(TASK TO COMPLETE) Going line by line through the entries, count those containing "vulputate" and state only the result.

══════════════════════════════

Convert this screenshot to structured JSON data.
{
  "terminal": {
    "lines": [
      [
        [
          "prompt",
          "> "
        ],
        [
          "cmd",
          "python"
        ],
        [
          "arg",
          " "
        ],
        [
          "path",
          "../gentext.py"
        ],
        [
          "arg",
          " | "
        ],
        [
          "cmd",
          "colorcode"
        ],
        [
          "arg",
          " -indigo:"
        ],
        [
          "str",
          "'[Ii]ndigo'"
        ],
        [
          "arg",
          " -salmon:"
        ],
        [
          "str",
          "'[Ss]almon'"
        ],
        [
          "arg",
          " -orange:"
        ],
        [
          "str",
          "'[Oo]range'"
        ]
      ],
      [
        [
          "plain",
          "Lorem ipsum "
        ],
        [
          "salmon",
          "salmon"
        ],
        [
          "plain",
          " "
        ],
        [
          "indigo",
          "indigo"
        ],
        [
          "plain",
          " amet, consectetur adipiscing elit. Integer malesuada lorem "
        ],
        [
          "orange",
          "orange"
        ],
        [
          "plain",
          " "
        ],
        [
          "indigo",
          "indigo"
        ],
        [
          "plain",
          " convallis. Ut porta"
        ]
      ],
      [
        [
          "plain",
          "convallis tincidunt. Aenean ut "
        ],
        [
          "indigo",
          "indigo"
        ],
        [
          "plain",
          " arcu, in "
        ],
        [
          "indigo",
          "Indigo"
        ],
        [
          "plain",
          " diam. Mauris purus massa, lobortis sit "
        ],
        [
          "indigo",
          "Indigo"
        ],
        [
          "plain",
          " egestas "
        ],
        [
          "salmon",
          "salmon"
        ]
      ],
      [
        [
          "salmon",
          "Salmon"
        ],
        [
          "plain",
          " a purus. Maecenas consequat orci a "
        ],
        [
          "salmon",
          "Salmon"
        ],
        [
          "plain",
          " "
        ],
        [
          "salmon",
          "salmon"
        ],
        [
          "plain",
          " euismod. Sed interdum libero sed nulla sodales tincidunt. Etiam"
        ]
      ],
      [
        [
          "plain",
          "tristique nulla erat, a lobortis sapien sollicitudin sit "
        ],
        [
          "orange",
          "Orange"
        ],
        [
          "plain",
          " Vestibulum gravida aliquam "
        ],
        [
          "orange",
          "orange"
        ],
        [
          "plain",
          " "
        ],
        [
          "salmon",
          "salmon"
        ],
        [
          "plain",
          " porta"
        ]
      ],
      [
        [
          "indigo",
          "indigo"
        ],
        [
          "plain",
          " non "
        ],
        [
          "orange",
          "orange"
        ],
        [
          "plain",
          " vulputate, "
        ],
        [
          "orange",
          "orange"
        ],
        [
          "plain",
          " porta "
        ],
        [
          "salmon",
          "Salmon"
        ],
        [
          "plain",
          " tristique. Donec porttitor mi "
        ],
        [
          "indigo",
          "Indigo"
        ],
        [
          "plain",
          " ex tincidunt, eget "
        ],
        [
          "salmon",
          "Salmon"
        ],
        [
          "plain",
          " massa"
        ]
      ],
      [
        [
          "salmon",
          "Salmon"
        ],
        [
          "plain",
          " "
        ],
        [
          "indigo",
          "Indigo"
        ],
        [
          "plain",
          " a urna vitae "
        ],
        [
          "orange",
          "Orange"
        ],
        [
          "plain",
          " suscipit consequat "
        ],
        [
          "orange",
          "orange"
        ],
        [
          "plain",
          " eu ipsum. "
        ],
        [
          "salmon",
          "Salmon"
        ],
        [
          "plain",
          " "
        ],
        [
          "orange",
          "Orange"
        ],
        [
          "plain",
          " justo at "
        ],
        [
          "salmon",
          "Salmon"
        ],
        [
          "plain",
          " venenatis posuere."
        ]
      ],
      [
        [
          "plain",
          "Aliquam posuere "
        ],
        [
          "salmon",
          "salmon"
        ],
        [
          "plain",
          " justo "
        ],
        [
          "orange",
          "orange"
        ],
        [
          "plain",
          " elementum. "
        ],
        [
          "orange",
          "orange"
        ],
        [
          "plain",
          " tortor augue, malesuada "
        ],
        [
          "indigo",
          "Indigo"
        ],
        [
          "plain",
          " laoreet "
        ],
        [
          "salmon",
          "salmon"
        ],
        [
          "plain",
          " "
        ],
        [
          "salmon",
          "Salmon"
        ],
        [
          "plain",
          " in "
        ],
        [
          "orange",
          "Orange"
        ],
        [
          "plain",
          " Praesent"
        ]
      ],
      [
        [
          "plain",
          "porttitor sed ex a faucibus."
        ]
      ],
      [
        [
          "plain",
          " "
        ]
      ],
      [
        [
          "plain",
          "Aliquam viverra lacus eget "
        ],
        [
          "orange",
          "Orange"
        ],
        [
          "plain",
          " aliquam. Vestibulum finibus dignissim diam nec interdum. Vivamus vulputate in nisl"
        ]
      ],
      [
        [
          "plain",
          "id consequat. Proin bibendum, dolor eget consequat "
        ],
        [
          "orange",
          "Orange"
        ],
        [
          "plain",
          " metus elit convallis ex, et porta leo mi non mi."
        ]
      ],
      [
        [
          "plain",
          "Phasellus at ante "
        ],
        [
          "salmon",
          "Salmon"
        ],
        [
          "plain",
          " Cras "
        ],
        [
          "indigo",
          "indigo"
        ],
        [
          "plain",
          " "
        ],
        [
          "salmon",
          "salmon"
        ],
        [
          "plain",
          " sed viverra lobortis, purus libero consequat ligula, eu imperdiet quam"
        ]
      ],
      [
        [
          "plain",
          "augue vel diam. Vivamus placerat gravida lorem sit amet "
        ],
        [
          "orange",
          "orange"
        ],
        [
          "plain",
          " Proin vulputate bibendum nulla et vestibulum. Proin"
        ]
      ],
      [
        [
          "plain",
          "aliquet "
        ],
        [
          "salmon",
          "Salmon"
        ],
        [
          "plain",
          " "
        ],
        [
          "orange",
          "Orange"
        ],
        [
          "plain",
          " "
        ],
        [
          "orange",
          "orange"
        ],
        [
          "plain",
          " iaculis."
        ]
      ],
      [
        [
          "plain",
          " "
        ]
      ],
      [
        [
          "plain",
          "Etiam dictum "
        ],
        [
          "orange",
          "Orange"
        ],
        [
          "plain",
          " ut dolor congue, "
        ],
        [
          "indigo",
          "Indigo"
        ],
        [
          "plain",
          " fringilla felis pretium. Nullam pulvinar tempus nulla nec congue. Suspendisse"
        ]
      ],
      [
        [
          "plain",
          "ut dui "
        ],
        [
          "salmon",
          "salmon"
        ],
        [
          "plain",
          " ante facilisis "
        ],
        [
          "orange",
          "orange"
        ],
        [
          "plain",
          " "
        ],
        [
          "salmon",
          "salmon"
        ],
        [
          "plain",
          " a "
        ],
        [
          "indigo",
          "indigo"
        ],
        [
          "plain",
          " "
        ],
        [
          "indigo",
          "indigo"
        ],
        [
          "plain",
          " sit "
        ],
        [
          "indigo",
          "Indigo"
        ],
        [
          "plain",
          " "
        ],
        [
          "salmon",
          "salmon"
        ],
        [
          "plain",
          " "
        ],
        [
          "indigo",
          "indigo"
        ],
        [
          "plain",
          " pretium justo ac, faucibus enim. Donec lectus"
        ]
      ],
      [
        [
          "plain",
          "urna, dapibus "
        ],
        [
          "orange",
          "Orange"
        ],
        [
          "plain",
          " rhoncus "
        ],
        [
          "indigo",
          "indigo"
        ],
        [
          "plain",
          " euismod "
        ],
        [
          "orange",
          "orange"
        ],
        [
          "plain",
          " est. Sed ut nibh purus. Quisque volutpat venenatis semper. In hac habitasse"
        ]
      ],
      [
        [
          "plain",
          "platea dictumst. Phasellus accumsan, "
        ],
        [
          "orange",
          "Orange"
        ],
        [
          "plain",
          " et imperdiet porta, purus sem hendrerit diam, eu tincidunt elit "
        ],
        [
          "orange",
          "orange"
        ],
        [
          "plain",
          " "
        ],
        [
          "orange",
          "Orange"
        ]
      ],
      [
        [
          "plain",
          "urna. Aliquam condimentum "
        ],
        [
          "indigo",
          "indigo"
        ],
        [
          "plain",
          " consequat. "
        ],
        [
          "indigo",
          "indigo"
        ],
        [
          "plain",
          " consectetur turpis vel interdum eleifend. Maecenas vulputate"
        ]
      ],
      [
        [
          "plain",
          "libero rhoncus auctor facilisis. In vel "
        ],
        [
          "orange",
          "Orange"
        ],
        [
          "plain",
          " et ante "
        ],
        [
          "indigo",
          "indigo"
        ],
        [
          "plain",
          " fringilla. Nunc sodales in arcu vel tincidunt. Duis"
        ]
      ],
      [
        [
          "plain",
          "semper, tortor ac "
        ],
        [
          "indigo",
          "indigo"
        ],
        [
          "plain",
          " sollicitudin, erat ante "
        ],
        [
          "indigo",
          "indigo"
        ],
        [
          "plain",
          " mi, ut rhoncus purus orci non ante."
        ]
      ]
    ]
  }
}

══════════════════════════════

(EXPECTED OUTPUT) 4